* _What the task requires_
Search the records for lines with the word "photo" and copy each match.

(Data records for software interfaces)
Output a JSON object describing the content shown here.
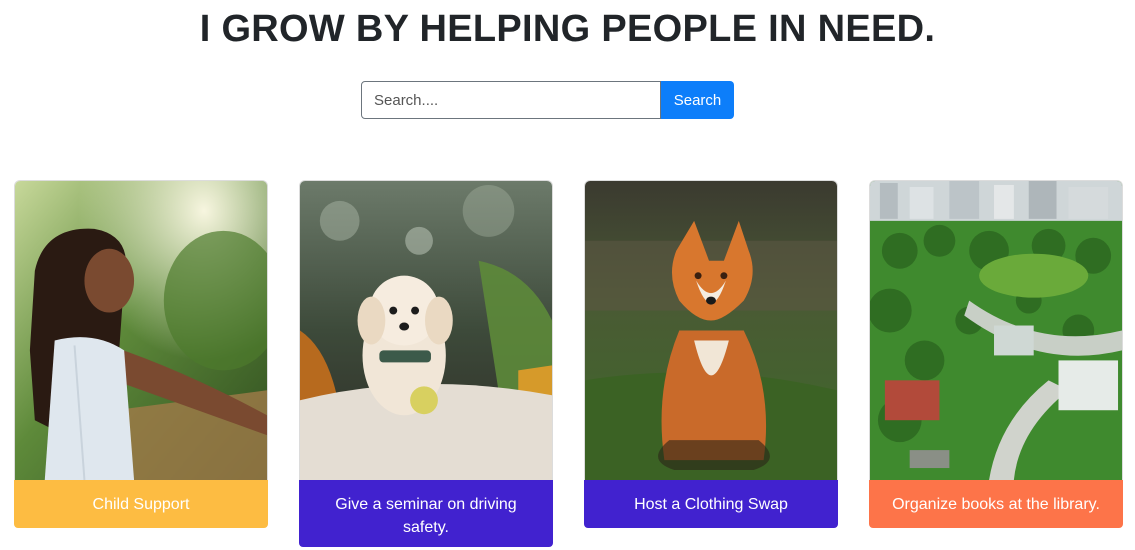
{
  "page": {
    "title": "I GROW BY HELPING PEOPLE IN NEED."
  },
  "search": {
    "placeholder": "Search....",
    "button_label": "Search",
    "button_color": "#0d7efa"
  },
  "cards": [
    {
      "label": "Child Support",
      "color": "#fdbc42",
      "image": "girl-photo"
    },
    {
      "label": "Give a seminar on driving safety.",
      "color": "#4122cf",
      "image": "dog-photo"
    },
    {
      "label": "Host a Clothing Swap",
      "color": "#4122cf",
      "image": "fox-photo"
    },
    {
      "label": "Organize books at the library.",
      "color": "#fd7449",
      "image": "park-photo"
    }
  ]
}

* _Reply_
      "image": "girl-photo"
      "image": "dog-photo"
      "image": "fox-photo"
      "image": "park-photo"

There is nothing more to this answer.